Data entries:

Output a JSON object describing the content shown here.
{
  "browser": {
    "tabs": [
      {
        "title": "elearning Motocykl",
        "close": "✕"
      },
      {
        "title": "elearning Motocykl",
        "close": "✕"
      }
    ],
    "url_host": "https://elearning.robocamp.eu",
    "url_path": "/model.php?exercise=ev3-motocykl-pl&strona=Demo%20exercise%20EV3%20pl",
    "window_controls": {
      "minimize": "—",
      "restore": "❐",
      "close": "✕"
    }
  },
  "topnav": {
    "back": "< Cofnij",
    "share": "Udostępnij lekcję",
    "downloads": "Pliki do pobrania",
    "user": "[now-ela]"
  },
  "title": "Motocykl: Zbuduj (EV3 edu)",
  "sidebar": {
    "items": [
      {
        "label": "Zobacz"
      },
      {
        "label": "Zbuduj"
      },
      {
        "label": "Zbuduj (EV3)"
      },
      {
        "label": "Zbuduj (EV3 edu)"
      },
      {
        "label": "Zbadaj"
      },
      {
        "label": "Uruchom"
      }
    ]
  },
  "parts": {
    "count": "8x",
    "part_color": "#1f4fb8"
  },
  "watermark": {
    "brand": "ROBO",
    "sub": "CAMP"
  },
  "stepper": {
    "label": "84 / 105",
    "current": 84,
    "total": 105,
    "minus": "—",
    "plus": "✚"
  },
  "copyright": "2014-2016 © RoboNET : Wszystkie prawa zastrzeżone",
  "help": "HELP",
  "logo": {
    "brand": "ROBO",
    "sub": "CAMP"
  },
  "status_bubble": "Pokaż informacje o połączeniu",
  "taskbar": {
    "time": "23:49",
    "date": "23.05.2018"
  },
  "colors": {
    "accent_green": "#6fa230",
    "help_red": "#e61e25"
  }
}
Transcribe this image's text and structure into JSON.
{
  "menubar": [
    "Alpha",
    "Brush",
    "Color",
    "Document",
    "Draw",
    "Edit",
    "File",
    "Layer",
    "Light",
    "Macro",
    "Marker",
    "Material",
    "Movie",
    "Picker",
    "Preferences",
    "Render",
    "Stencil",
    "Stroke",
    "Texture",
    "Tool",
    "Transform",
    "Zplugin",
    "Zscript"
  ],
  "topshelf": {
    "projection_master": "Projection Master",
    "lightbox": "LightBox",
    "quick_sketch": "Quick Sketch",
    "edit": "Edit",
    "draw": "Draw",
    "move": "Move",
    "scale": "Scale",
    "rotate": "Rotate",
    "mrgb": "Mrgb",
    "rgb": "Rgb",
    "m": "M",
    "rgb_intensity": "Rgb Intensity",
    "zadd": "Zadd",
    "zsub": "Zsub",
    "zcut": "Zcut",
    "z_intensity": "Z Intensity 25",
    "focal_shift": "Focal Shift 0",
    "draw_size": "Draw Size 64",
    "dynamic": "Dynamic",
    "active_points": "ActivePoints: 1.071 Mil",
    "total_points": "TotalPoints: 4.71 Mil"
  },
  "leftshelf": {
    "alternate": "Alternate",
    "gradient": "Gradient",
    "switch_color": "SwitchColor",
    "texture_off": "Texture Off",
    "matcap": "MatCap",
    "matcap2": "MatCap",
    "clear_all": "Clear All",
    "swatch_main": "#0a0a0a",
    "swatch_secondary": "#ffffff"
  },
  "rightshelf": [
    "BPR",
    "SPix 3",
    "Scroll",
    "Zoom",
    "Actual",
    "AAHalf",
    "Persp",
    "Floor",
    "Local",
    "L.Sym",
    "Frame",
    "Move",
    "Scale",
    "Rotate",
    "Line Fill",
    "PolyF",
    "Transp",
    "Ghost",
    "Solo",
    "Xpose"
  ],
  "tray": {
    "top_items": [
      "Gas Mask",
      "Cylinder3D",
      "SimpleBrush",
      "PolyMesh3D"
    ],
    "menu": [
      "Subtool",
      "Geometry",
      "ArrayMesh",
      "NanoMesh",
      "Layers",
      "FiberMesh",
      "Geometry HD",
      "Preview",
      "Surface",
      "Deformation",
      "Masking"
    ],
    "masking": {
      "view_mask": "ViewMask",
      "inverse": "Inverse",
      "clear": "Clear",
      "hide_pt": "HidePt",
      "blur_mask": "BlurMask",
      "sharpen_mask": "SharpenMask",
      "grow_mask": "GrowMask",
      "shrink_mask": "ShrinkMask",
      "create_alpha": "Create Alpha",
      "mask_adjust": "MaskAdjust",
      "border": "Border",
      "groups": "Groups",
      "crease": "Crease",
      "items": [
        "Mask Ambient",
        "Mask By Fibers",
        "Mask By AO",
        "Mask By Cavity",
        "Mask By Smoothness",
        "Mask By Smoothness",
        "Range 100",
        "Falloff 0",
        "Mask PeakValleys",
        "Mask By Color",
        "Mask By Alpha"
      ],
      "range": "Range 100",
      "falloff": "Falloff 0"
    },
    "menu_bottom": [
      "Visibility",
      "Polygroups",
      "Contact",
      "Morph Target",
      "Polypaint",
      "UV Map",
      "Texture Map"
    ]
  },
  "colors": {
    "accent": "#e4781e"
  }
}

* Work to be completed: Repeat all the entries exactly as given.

* Task response:
Output a JSON object describing the content shown here.
{
  "browser": {
    "tabs": [
      {
        "title": "elearning Motocykl",
        "close": "✕"
      },
      {
        "title": "elearning Motocykl",
        "close": "✕"
      }
    ],
    "url_host": "https://elearning.robocamp.eu",
    "url_path": "/model.php?exercise=ev3-motocykl-pl&strona=Demo%20exercise%20EV3%20pl",
    "window_controls": {
      "minimize": "—",
      "restore": "❐",
      "close": "✕"
    }
  },
  "topnav": {
    "back": "< Cofnij",
    "share": "Udostępnij lekcję",
    "downloads": "Pliki do pobrania",
    "user": "[now-ela]"
  },
  "title": "Motocykl: Zbuduj (EV3 edu)",
  "sidebar": {
    "items": [
      {
        "label": "Zobacz"
      },
      {
        "label": "Zbuduj"
      },
      {
        "label": "Zbuduj (EV3)"
      },
      {
        "label": "Zbuduj (EV3 edu)"
      },
      {
        "label": "Zbadaj"
      },
      {
        "label": "Uruchom"
      }
    ]
  },
  "parts": {
    "count": "8x",
    "part_color": "#1f4fb8"
  },
  "watermark": {
    "brand": "ROBO",
    "sub": "CAMP"
  },
  "stepper": {
    "label": "84 / 105",
    "current": 84,
    "total": 105,
    "minus": "—",
    "plus": "✚"
  },
  "copyright": "2014-2016 © RoboNET : Wszystkie prawa zastrzeżone",
  "help": "HELP",
  "logo": {
    "brand": "ROBO",
    "sub": "CAMP"
  },
  "status_bubble": "Pokaż informacje o połączeniu",
  "taskbar": {
    "time": "23:49",
    "date": "23.05.2018"
  },
  "colors": {
    "accent_green": "#6fa230",
    "help_red": "#e61e25"
  }
}
Transcribe this image's text and structure into JSON.
{
  "menubar": [
    "Alpha",
    "Brush",
    "Color",
    "Document",
    "Draw",
    "Edit",
    "File",
    "Layer",
    "Light",
    "Macro",
    "Marker",
    "Material",
    "Movie",
    "Picker",
    "Preferences",
    "Render",
    "Stencil",
    "Stroke",
    "Texture",
    "Tool",
    "Transform",
    "Zplugin",
    "Zscript"
  ],
  "topshelf": {
    "projection_master": "Projection Master",
    "lightbox": "LightBox",
    "quick_sketch": "Quick Sketch",
    "edit": "Edit",
    "draw": "Draw",
    "move": "Move",
    "scale": "Scale",
    "rotate": "Rotate",
    "mrgb": "Mrgb",
    "rgb": "Rgb",
    "m": "M",
    "rgb_intensity": "Rgb Intensity",
    "zadd": "Zadd",
    "zsub": "Zsub",
    "zcut": "Zcut",
    "z_intensity": "Z Intensity 25",
    "focal_shift": "Focal Shift 0",
    "draw_size": "Draw Size 64",
    "dynamic": "Dynamic",
    "active_points": "ActivePoints: 1.071 Mil",
    "total_points": "TotalPoints: 4.71 Mil"
  },
  "leftshelf": {
    "alternate": "Alternate",
    "gradient": "Gradient",
    "switch_color": "SwitchColor",
    "texture_off": "Texture Off",
    "matcap": "MatCap",
    "matcap2": "MatCap",
    "clear_all": "Clear All",
    "swatch_main": "#0a0a0a",
    "swatch_secondary": "#ffffff"
  },
  "rightshelf": [
    "BPR",
    "SPix 3",
    "Scroll",
    "Zoom",
    "Actual",
    "AAHalf",
    "Persp",
    "Floor",
    "Local",
    "L.Sym",
    "Frame",
    "Move",
    "Scale",
    "Rotate",
    "Line Fill",
    "PolyF",
    "Transp",
    "Ghost",
    "Solo",
    "Xpose"
  ],
  "tray": {
    "top_items": [
      "Gas Mask",
      "Cylinder3D",
      "SimpleBrush",
      "PolyMesh3D"
    ],
    "menu": [
      "Subtool",
      "Geometry",
      "ArrayMesh",
      "NanoMesh",
      "Layers",
      "FiberMesh",
      "Geometry HD",
      "Preview",
      "Surface",
      "Deformation",
      "Masking"
    ],
    "masking": {
      "view_mask": "ViewMask",
      "inverse": "Inverse",
      "clear": "Clear",
      "hide_pt": "HidePt",
      "blur_mask": "BlurMask",
      "sharpen_mask": "SharpenMask",
      "grow_mask": "GrowMask",
      "shrink_mask": "ShrinkMask",
      "create_alpha": "Create Alpha",
      "mask_adjust": "MaskAdjust",
      "border": "Border",
      "groups": "Groups",
      "crease": "Crease",
      "items": [
        "Mask Ambient",
        "Mask By Fibers",
        "Mask By AO",
        "Mask By Cavity",
        "Mask By Smoothness",
        "Mask By Smoothness",
        "Range 100",
        "Falloff 0",
        "Mask PeakValleys",
        "Mask By Color",
        "Mask By Alpha"
      ],
      "range": "Range 100",
      "falloff": "Falloff 0"
    },
    "menu_bottom": [
      "Visibility",
      "Polygroups",
      "Contact",
      "Morph Target",
      "Polypaint",
      "UV Map",
      "Texture Map"
    ]
  },
  "colors": {
    "accent": "#e4781e"
  }
}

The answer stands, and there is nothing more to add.